• [WORK ORDER] Would you work out how many lines below include the word "size"? Only that number is wanted.

-----

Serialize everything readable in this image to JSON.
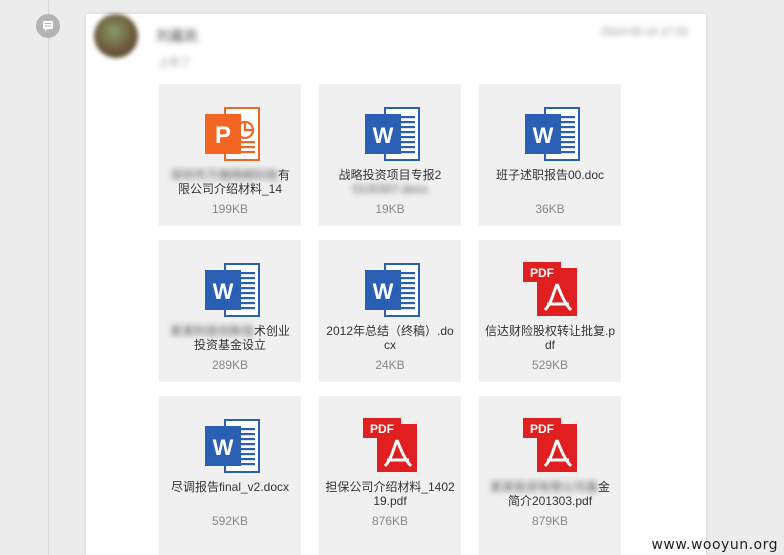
{
  "post": {
    "username": "刘嘉凯",
    "timestamp": "2014-03-14 17:23",
    "subline": "上传了"
  },
  "files": [
    {
      "type": "ppt",
      "name_blurred": "深圳市万维网络科技",
      "name": "有限公司介绍材料_14",
      "size": "199KB"
    },
    {
      "type": "word",
      "name": "战略投资项目专报2",
      "name_blurred": "0130307.docx",
      "size": "19KB"
    },
    {
      "type": "word",
      "name": "班子述职报告00.doc",
      "size": "36KB"
    },
    {
      "type": "word",
      "name_blurred": "某某科技创新技",
      "name": "术创业投资基金设立",
      "size": "289KB"
    },
    {
      "type": "word",
      "name": "2012年总结（终稿）.docx",
      "size": "24KB"
    },
    {
      "type": "pdf",
      "name": "信达财险股权转让批复.pdf",
      "size": "529KB"
    },
    {
      "type": "word",
      "name": "尽调报告final_v2.docx",
      "size": "592KB"
    },
    {
      "type": "pdf",
      "name": "担保公司介绍材料_140219.pdf",
      "size": "876KB"
    },
    {
      "type": "pdf",
      "name_blurred": "某某投资有限公司基",
      "name": "金简介201303.pdf",
      "size": "879KB"
    }
  ],
  "icon_labels": {
    "ppt": "P",
    "word": "W",
    "pdf": "PDF"
  },
  "colors": {
    "ppt": "#f26522",
    "word": "#2b5fb4",
    "pdf": "#e02020"
  },
  "watermark": "www.wooyun.org"
}
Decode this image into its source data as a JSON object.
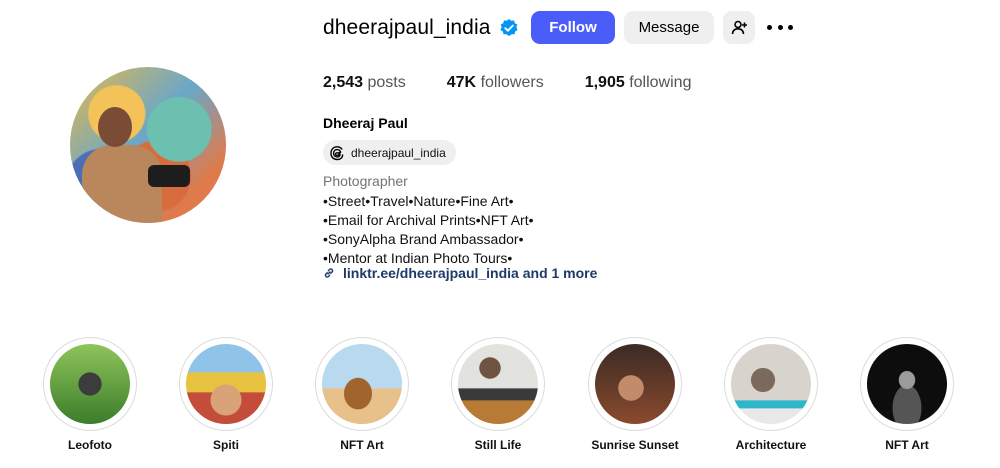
{
  "profile": {
    "username": "dheerajpaul_india",
    "verified": true,
    "buttons": {
      "follow": "Follow",
      "message": "Message"
    },
    "icons": {
      "suggest": "person-add-icon",
      "more": "more-options-icon",
      "verified": "verified-badge-icon"
    }
  },
  "stats": [
    {
      "value": "2,543",
      "label": "posts"
    },
    {
      "value": "47K",
      "label": "followers"
    },
    {
      "value": "1,905",
      "label": "following"
    }
  ],
  "bio": {
    "full_name": "Dheeraj Paul",
    "threads_handle": "dheerajpaul_india",
    "category": "Photographer",
    "lines": [
      "•Street•Travel•Nature•Fine Art•",
      "•Email for Archival Prints•NFT Art•",
      "•SonyAlpha Brand Ambassador•",
      "•Mentor at Indian Photo Tours•"
    ],
    "link": "linktr.ee/dheerajpaul_india and 1 more"
  },
  "highlights": [
    {
      "label": "Leofoto"
    },
    {
      "label": "Spiti"
    },
    {
      "label": "NFT Art"
    },
    {
      "label": "Still Life"
    },
    {
      "label": "Sunrise Sunset"
    },
    {
      "label": "Architecture"
    },
    {
      "label": "NFT Art"
    }
  ],
  "colors": {
    "accent": "#4a5df9",
    "verified": "#0095f6",
    "link": "#1e3a6a",
    "secondary_text": "#737373"
  }
}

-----

• [RESPONSE TO THE TASK] 9